Data excerpts
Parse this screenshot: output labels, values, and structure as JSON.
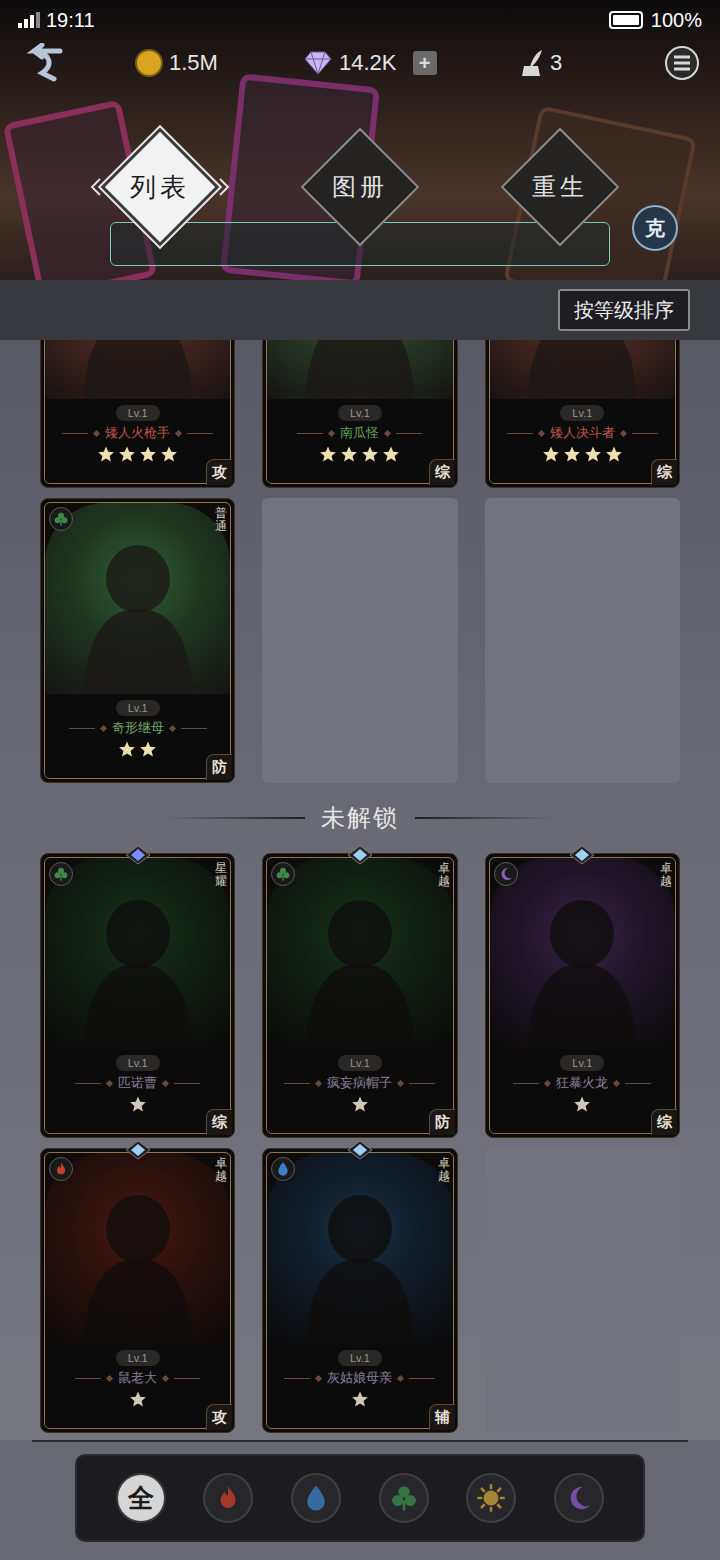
{
  "status_bar": {
    "time": "19:11",
    "battery": "100%",
    "battery_level": 1
  },
  "resources": {
    "gold": "1.5M",
    "gems": "14.2K",
    "gem_plus": "+",
    "quills": "3"
  },
  "tabs": [
    {
      "label": "列表",
      "selected": true
    },
    {
      "label": "图册",
      "selected": false
    },
    {
      "label": "重生",
      "selected": false
    }
  ],
  "counter_badge": "克",
  "sort_button": "按等级排序",
  "unlocked_cards": [
    {
      "name": "矮人火枪手",
      "level": "Lv.1",
      "stars": 4,
      "role": "攻",
      "color": "#c0584a"
    },
    {
      "name": "南瓜怪",
      "level": "Lv.1",
      "stars": 4,
      "role": "综",
      "color": "#5fa05f"
    },
    {
      "name": "矮人决斗者",
      "level": "Lv.1",
      "stars": 4,
      "role": "综",
      "color": "#c0584a"
    },
    {
      "name": "奇形继母",
      "level": "Lv.1",
      "stars": 2,
      "role": "防",
      "rarity": "普通",
      "element": "leaf",
      "color": "#6aa86a"
    }
  ],
  "locked_section": {
    "title": "未解锁"
  },
  "locked_cards": [
    {
      "name": "匹诺曹",
      "level": "Lv.1",
      "stars": 1,
      "role": "综",
      "rarity": "星耀",
      "element": "leaf",
      "color": "#8a7f99",
      "gem_color": "#7a8cff"
    },
    {
      "name": "疯妄病帽子",
      "level": "Lv.1",
      "stars": 1,
      "role": "防",
      "rarity": "卓越",
      "element": "leaf",
      "color": "#8a7f99",
      "gem_color": "#9fd0f0"
    },
    {
      "name": "狂暴火龙",
      "level": "Lv.1",
      "stars": 1,
      "role": "综",
      "rarity": "卓越",
      "element": "moon",
      "color": "#8a7f99",
      "gem_color": "#9fd0f0"
    },
    {
      "name": "鼠老大",
      "level": "Lv.1",
      "stars": 1,
      "role": "攻",
      "rarity": "卓越",
      "element": "fire",
      "color": "#8a7f99",
      "gem_color": "#9fd0f0"
    },
    {
      "name": "灰姑娘母亲",
      "level": "Lv.1",
      "stars": 1,
      "role": "辅",
      "rarity": "卓越",
      "element": "water",
      "color": "#8a7f99",
      "gem_color": "#9fd0f0"
    }
  ],
  "filters": [
    {
      "kind": "all",
      "label": "全",
      "selected": true
    },
    {
      "kind": "fire",
      "selected": false
    },
    {
      "kind": "water",
      "selected": false
    },
    {
      "kind": "leaf",
      "selected": false
    },
    {
      "kind": "sun",
      "selected": false
    },
    {
      "kind": "moon",
      "selected": false
    }
  ]
}
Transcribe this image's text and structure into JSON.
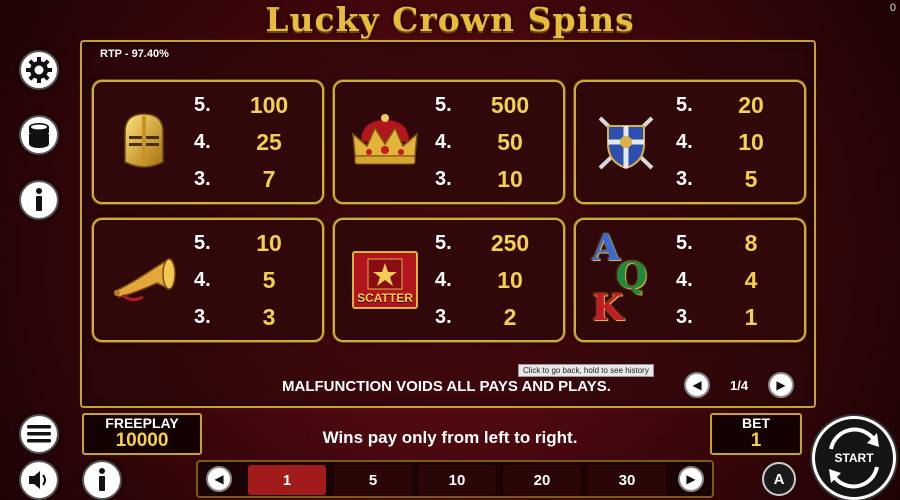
{
  "title": "Lucky Crown Spins",
  "corner_counter": "0",
  "rtp": "RTP - 97.40%",
  "paytable": [
    {
      "symbol": "knight-helmet",
      "pays": [
        {
          "count": "5.",
          "value": "100"
        },
        {
          "count": "4.",
          "value": "25"
        },
        {
          "count": "3.",
          "value": "7"
        }
      ]
    },
    {
      "symbol": "crown",
      "pays": [
        {
          "count": "5.",
          "value": "500"
        },
        {
          "count": "4.",
          "value": "50"
        },
        {
          "count": "3.",
          "value": "10"
        }
      ]
    },
    {
      "symbol": "shield-swords",
      "pays": [
        {
          "count": "5.",
          "value": "20"
        },
        {
          "count": "4.",
          "value": "10"
        },
        {
          "count": "3.",
          "value": "5"
        }
      ]
    },
    {
      "symbol": "horn",
      "pays": [
        {
          "count": "5.",
          "value": "10"
        },
        {
          "count": "4.",
          "value": "5"
        },
        {
          "count": "3.",
          "value": "3"
        }
      ]
    },
    {
      "symbol": "scatter",
      "label": "SCATTER",
      "pays": [
        {
          "count": "5.",
          "value": "250"
        },
        {
          "count": "4.",
          "value": "10"
        },
        {
          "count": "3.",
          "value": "2"
        }
      ]
    },
    {
      "symbol": "aqk",
      "letters": [
        "A",
        "Q",
        "K"
      ],
      "pays": [
        {
          "count": "5.",
          "value": "8"
        },
        {
          "count": "4.",
          "value": "4"
        },
        {
          "count": "3.",
          "value": "1"
        }
      ]
    }
  ],
  "malfunction": "MALFUNCTION VOIDS ALL PAYS AND PLAYS.",
  "tooltip": "Click to go back, hold to see history",
  "page_indicator": "1/4",
  "freeplay": {
    "label": "FREEPLAY",
    "value": "10000"
  },
  "bet": {
    "label": "BET",
    "value": "1"
  },
  "wins_message": "Wins pay only from left to right.",
  "bet_options": [
    "1",
    "5",
    "10",
    "20",
    "30"
  ],
  "selected_bet": "1",
  "start_label": "START",
  "auto_label": "A",
  "colors": {
    "gold": "#f5d04a",
    "panel_border": "#d4ab36",
    "active_bet": "#a21a1a",
    "background": "#3a060a"
  }
}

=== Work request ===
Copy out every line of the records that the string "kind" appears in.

=== The answer ===
      "kind": "all",
      "kind": "fire",
      "kind": "water",
      "kind": "leaf",
      "kind": "sun",
      "kind": "moon",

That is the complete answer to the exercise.